▸ **Dataset rows describing interfaces**:
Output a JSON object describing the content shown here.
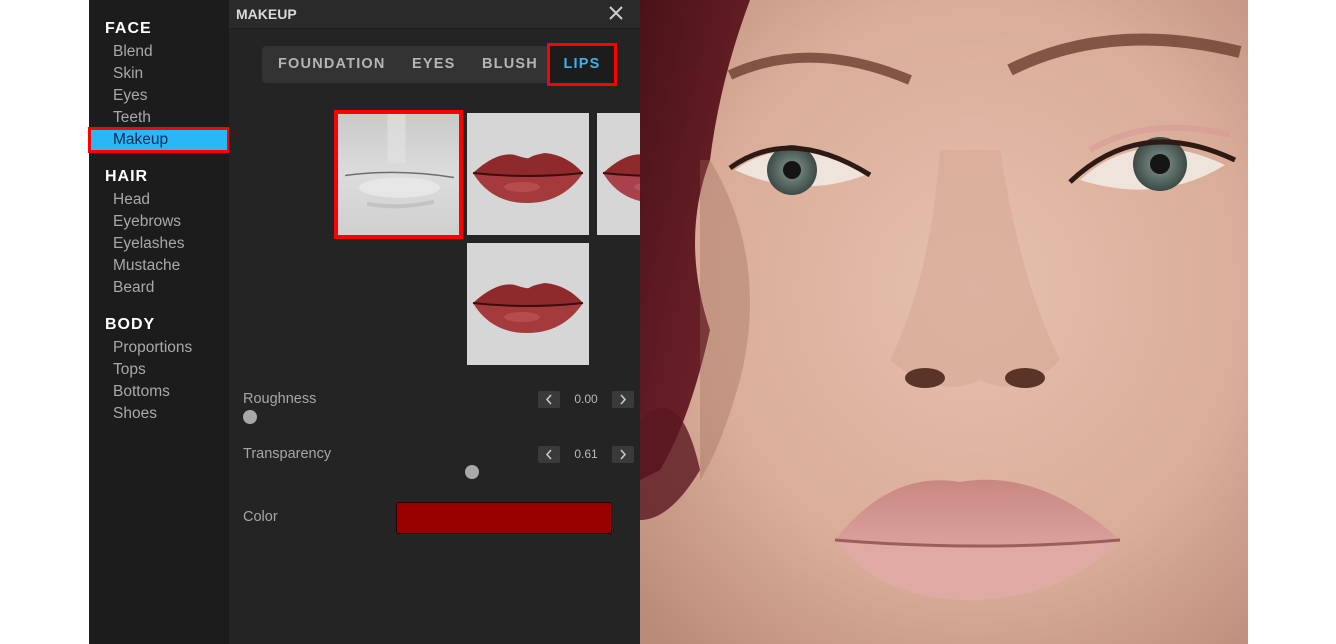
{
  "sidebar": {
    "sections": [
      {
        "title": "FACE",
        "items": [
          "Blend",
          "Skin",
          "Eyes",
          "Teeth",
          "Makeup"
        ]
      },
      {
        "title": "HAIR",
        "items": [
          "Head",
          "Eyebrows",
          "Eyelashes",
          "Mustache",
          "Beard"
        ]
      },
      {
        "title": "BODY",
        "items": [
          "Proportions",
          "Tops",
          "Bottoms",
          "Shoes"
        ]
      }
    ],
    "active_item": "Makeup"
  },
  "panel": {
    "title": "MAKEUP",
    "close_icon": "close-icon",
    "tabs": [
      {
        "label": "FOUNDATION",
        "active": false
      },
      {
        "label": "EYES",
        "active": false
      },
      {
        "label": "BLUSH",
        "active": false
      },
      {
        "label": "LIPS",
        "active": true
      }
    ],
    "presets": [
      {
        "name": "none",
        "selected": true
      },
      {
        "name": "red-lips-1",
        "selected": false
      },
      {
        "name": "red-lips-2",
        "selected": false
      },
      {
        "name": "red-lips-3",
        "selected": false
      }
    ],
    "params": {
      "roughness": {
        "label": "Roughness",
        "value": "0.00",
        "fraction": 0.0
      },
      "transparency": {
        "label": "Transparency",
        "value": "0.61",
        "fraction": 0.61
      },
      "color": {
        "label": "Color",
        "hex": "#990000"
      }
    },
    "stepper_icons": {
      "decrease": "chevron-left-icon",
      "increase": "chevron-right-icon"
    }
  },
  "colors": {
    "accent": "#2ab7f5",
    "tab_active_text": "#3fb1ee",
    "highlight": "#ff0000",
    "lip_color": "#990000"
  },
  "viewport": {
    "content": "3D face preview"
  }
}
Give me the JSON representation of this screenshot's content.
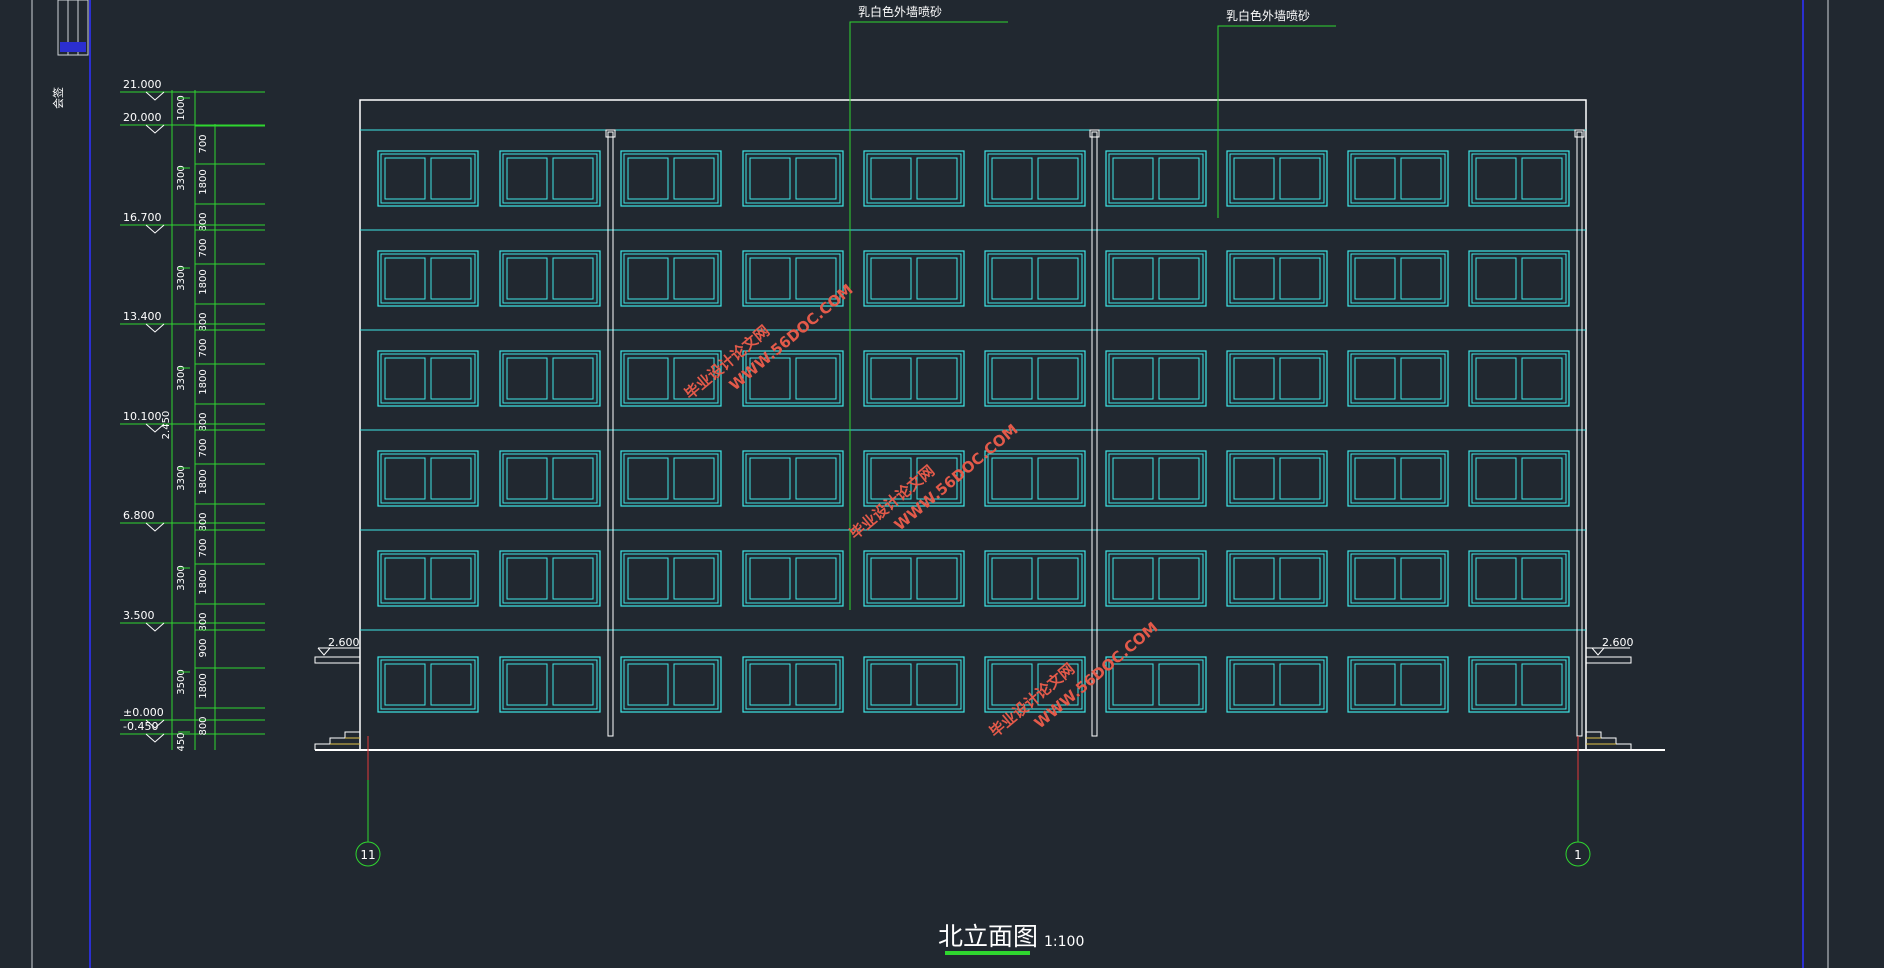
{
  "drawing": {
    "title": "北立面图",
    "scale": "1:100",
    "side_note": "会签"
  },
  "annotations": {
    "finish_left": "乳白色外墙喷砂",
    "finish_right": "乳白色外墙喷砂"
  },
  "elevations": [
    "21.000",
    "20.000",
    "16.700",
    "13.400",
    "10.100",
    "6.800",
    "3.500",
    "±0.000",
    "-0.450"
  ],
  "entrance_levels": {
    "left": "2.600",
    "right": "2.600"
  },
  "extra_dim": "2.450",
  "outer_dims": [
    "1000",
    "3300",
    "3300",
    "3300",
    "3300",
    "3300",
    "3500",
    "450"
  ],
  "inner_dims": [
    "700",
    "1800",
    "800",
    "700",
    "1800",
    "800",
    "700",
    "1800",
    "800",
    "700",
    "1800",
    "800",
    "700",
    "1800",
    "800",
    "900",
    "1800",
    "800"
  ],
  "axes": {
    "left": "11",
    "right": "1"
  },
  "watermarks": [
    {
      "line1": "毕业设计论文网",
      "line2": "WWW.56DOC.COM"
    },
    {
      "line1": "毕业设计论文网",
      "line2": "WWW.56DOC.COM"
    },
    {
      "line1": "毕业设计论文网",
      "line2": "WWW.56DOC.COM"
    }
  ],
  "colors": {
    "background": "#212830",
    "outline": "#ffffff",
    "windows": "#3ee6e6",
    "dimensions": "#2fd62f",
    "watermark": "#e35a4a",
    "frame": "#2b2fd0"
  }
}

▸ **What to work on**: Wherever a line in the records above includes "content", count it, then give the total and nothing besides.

▸ **Answer box**: 3